Nowadays, it’s common and convenient for businesses to conduct online transactions. These transactions include sensitive information such as credit card numbers, bank accounts, and even social security numbers — all of which are useful and attractive for cybercriminals.

Dealing with this kind of information, it’s crucial for businesses to utilize an encryption software to alter information into unreadable codes. By altering the information, it will be useful for whoever has it because they won’t have the keys to convert the information. 

Besides encryption software, you can go for an SSL certificate that can manage to encrypt the data travels between the server and the browser.

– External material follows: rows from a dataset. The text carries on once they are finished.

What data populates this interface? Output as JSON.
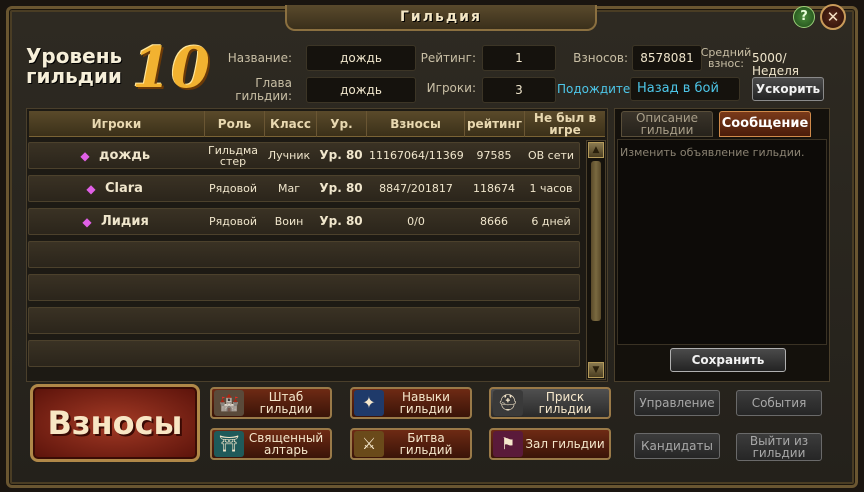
{
  "window": {
    "title": "Гильдия",
    "help": "?",
    "close": "✕"
  },
  "header": {
    "level_line1": "Уровень",
    "level_line2": "гильдии",
    "level_value": "10",
    "name_label": "Название:",
    "name_value": "дождь",
    "leader_label_1": "Глава",
    "leader_label_2": "гильдии:",
    "leader_value": "дождь",
    "rating_label": "Рейтинг:",
    "rating_value": "1",
    "players_label": "Игроки:",
    "players_value": "3",
    "contrib_label": "Взносов:",
    "contrib_value": "8578081",
    "avg_label_1": "Средний",
    "avg_label_2": "взнос:",
    "avg_value": "5000/Неделя",
    "wait_label": "Подождите:",
    "wait_value": "Назад в бой",
    "speedup_button": "Ускорить"
  },
  "table": {
    "headers": [
      "Игроки",
      "Роль",
      "Класс",
      "Ур.",
      "Взносы",
      "рейтинг",
      "Не был в игре"
    ],
    "rows": [
      {
        "name": "дождь",
        "role": "Гильдма стер",
        "class": "Лучник",
        "level": "Ур. 80",
        "contrib": "11167064/11369",
        "rating": "97585",
        "offline": "ОВ сети"
      },
      {
        "name": "Clara",
        "role": "Рядовой",
        "class": "Маг",
        "level": "Ур. 80",
        "contrib": "8847/201817",
        "rating": "118674",
        "offline": "1 часов"
      },
      {
        "name": "Лидия",
        "role": "Рядовой",
        "class": "Воин",
        "level": "Ур. 80",
        "contrib": "0/0",
        "rating": "8666",
        "offline": "6 дней"
      }
    ]
  },
  "right_panel": {
    "tab_description": "Описание гильдии",
    "tab_message": "Сообщение",
    "message_text": "Изменить объявление гильдии.",
    "save_button": "Сохранить"
  },
  "bottom": {
    "contrib_button": "Взносы",
    "nav": [
      {
        "label": "Штаб гильдии",
        "icon": "castle-icon"
      },
      {
        "label": "Навыки гильдии",
        "icon": "magic-orb-icon"
      },
      {
        "label": "Приск гильдии",
        "icon": "knight-helmet-icon"
      },
      {
        "label": "Священный алтарь",
        "icon": "altar-icon"
      },
      {
        "label": "Битва гильдий",
        "icon": "shield-emblem-icon"
      },
      {
        "label": "Зал гильдии",
        "icon": "banner-icon"
      }
    ],
    "side": {
      "manage": "Управление",
      "events": "События",
      "candidates": "Кандидаты",
      "leave": "Выйти из гильдии"
    }
  }
}
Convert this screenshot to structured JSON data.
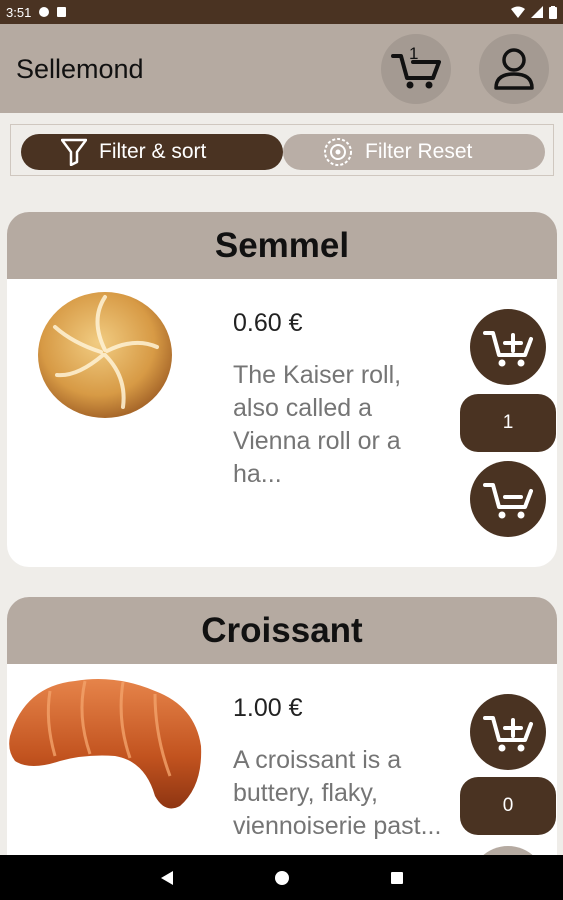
{
  "status_bar": {
    "time": "3:51"
  },
  "app_bar": {
    "title": "Sellemond",
    "cart_count": "1",
    "cart_icon": "cart-icon",
    "user_icon": "user-icon"
  },
  "filters": {
    "sort_label": "Filter & sort",
    "reset_label": "Filter Reset"
  },
  "products": [
    {
      "name": "Semmel",
      "price": "0.60 €",
      "description": "The Kaiser roll, also called a Vienna roll or a ha...",
      "quantity": "1"
    },
    {
      "name": "Croissant",
      "price": "1.00 €",
      "description": "A croissant is a buttery, flaky, viennoiserie past...",
      "quantity": "0"
    }
  ],
  "colors": {
    "primary": "#4a3322",
    "header_bg": "#b5aaa1",
    "background": "#efede9"
  }
}
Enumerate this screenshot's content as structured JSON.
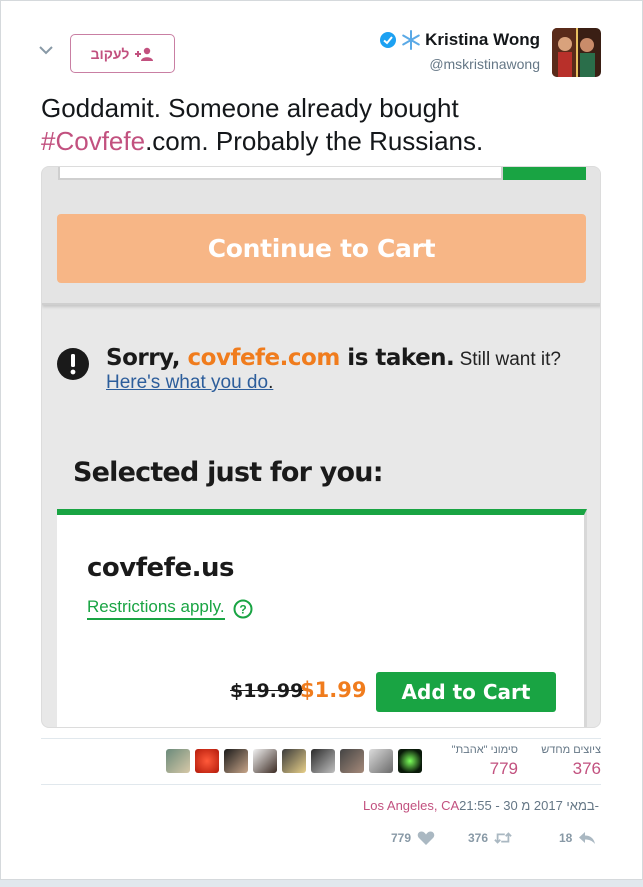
{
  "header": {
    "follow_label": "לעקוב",
    "user_name": "Kristina Wong",
    "handle": "@mskristinawong",
    "snow_glyph": "❄"
  },
  "tweet": {
    "text_before": "Goddamit. Someone already bought ",
    "hashtag": "#Covfefe",
    "text_after": ".com. Probably the Russians."
  },
  "media": {
    "continue_label": "Continue to Cart",
    "sorry_prefix": "Sorry, ",
    "taken_domain": "covfefe.com",
    "sorry_suffix": " is taken.",
    "still_want": " Still want it?",
    "help_link": "Here's what you do",
    "help_period": ".",
    "selected_heading": "Selected just for you:",
    "offer": {
      "domain": "covfefe.us",
      "restrictions": "Restrictions apply.",
      "old_price": "$19.99",
      "new_price": "$1.99",
      "add_label": "Add to Cart"
    },
    "colors": {
      "accent_green": "#19a443",
      "orange": "#f07c1d",
      "continue_bg": "#f7b686"
    }
  },
  "stats": {
    "retweets_label": "ציוצים מחדש",
    "retweets_value": "376",
    "likes_label": "סימוני \"אהבת\"",
    "likes_value": "779"
  },
  "meta": {
    "time": "21:55 - 30 במאי 2017 מ-",
    "location": "Los Angeles, CA"
  },
  "actions": {
    "likes": "779",
    "retweets": "376",
    "replies": "18"
  },
  "brand_color": "#c2517f"
}
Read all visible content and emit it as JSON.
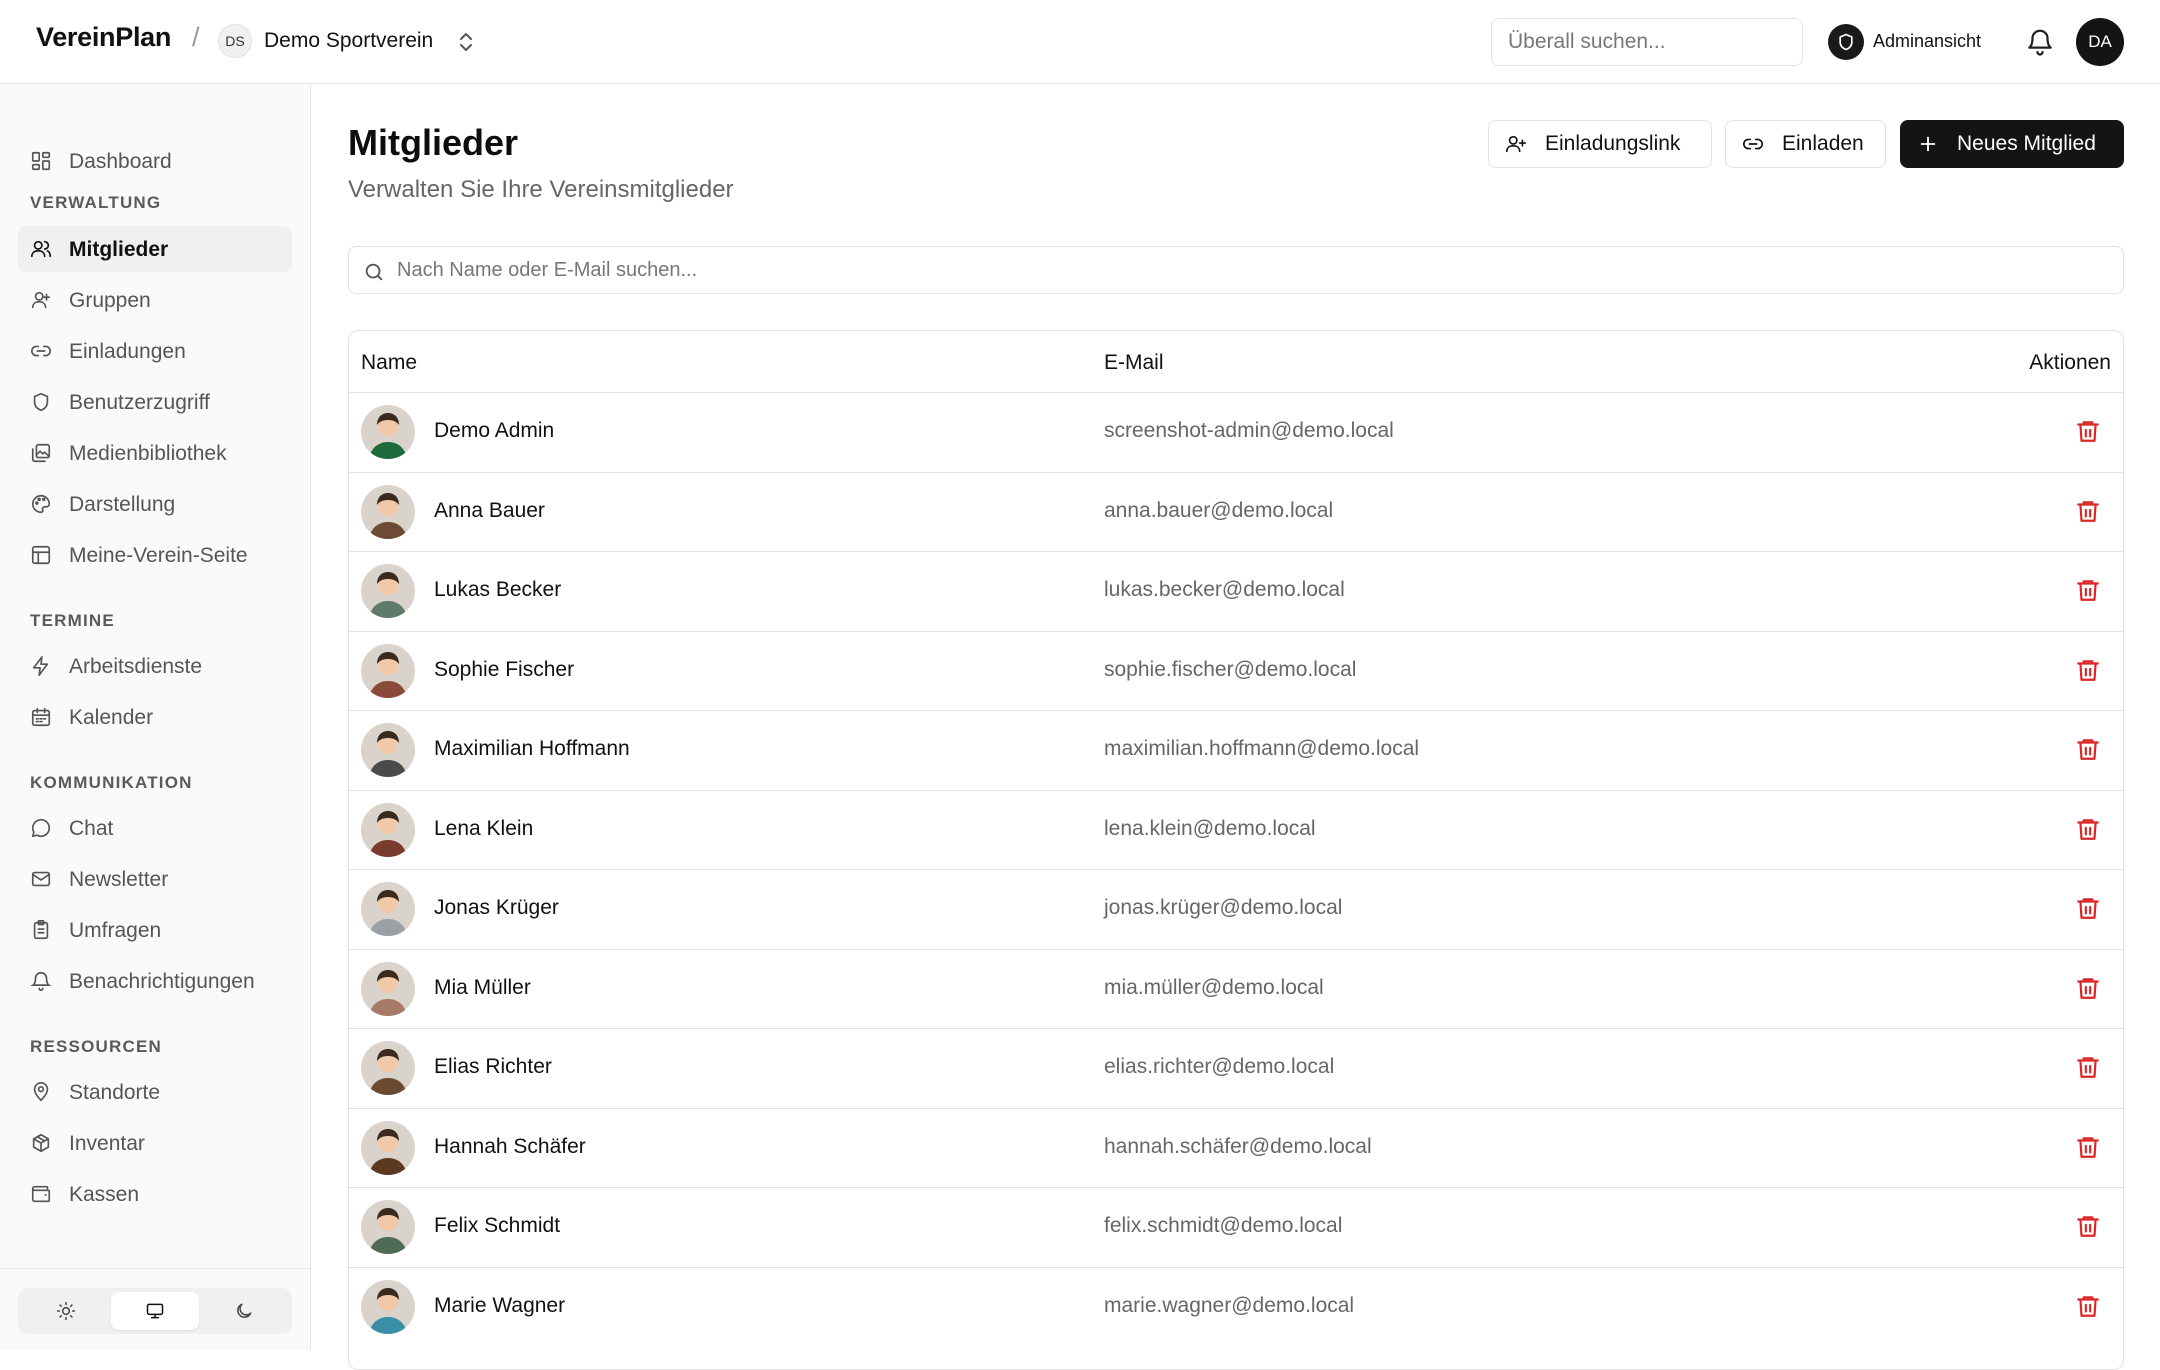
{
  "header": {
    "brand": "VereinPlan",
    "separator": "/",
    "org_initials": "DS",
    "org_name": "Demo Sportverein",
    "search_placeholder": "Überall suchen...",
    "admin_label": "Adminansicht",
    "user_initials": "DA"
  },
  "sidebar": {
    "dashboard": "Dashboard",
    "sections": [
      {
        "label": "VERWALTUNG",
        "items": [
          "Mitglieder",
          "Gruppen",
          "Einladungen",
          "Benutzerzugriff",
          "Medienbibliothek",
          "Darstellung",
          "Meine-Verein-Seite"
        ]
      },
      {
        "label": "TERMINE",
        "items": [
          "Arbeitsdienste",
          "Kalender"
        ]
      },
      {
        "label": "KOMMUNIKATION",
        "items": [
          "Chat",
          "Newsletter",
          "Umfragen",
          "Benachrichtigungen"
        ]
      },
      {
        "label": "RESSOURCEN",
        "items": [
          "Standorte",
          "Inventar",
          "Kassen"
        ]
      }
    ],
    "active_item": "Mitglieder"
  },
  "main": {
    "title": "Mitglieder",
    "subtitle": "Verwalten Sie Ihre Vereinsmitglieder",
    "buttons": {
      "invite_link": "Einladungslink",
      "invite": "Einladen",
      "new_member": "Neues Mitglied"
    },
    "search_placeholder": "Nach Name oder E-Mail suchen...",
    "columns": {
      "name": "Name",
      "email": "E-Mail",
      "actions": "Aktionen"
    },
    "rows": [
      {
        "name": "Demo Admin",
        "email": "screenshot-admin@demo.local",
        "color": "#1d6b3a"
      },
      {
        "name": "Anna Bauer",
        "email": "anna.bauer@demo.local",
        "color": "#6e4a36"
      },
      {
        "name": "Lukas Becker",
        "email": "lukas.becker@demo.local",
        "color": "#5f7a6a"
      },
      {
        "name": "Sophie Fischer",
        "email": "sophie.fischer@demo.local",
        "color": "#8a4a3a"
      },
      {
        "name": "Maximilian Hoffmann",
        "email": "maximilian.hoffmann@demo.local",
        "color": "#4a4a4a"
      },
      {
        "name": "Lena Klein",
        "email": "lena.klein@demo.local",
        "color": "#7a3a2e"
      },
      {
        "name": "Jonas Krüger",
        "email": "jonas.krüger@demo.local",
        "color": "#9aa0a6"
      },
      {
        "name": "Mia Müller",
        "email": "mia.müller@demo.local",
        "color": "#a57a68"
      },
      {
        "name": "Elias Richter",
        "email": "elias.richter@demo.local",
        "color": "#6a4b32"
      },
      {
        "name": "Hannah Schäfer",
        "email": "hannah.schäfer@demo.local",
        "color": "#5c3a22"
      },
      {
        "name": "Felix Schmidt",
        "email": "felix.schmidt@demo.local",
        "color": "#4f6b55"
      },
      {
        "name": "Marie Wagner",
        "email": "marie.wagner@demo.local",
        "color": "#3a8ea5"
      }
    ]
  },
  "colors": {
    "accent": "#141414",
    "danger": "#dc2626",
    "muted": "#666666",
    "border": "#e2e2e2"
  }
}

If you are looking for such an SSL then, first you need to understand the domain requirement. lets say, if you have subdomains then a cheap ssl wildcard can be useful in this case that allows you to add subdomains in the future without any extra cost. SSL certificate is also mandatory when online transactions or credit and debit card payment is involved.

6. Limit Access to Critical Data

According to Hedgethink, customers in financial sectors are hesitant to share required sensitive information in the fear of data breaches. In order to appease customers, businesses should practice limiting the access of critical data to employees who only need it for their jobs. 

Other than that, employees should not be granted any access. 

Translating it to a structure, only key employees — such as top management — should have access to critical data. With only a few key employees having access to critical data, accountability can be increased and risk of data breaches can be minimized. 

7. Use Complex Passwords and Additional Measures

According to the Verizon Data Breach Investigations Report, about 80% of hacking-related breaches started with weak and reused passwords. This percentage shows that failure to use complex passwords put businesses at risk. 

Using complex passwords and regularly changing them make it difficult for hackers to penetrate websites and make businesses less desirable to attack. In this light, businesses can also utilize artificial intelligence to add security procedures that help make user and employee log-ins more secure and convenient. 

Let’s take Paypal log-in as an example. 

Paypal allows gives its users the option to use a fingerprint scanner every time they wish to log into their account using their mobile device. This is a convenient and secure way to ensure that only the user has access to his or her account. 


Cyber attacks cost businesses a lot of money. Cybercriminals have become more demanding in terms of monetary ransoms for data and businesses have no other choice but to comply. Security measures ensure that your data is safe and away from the prying hands of criminals.

Although these setting up these security measures comes with a price, it’s an investment that you will benefit from even years from now. It’s better to spend money on prevention than to lose money to reverse damages.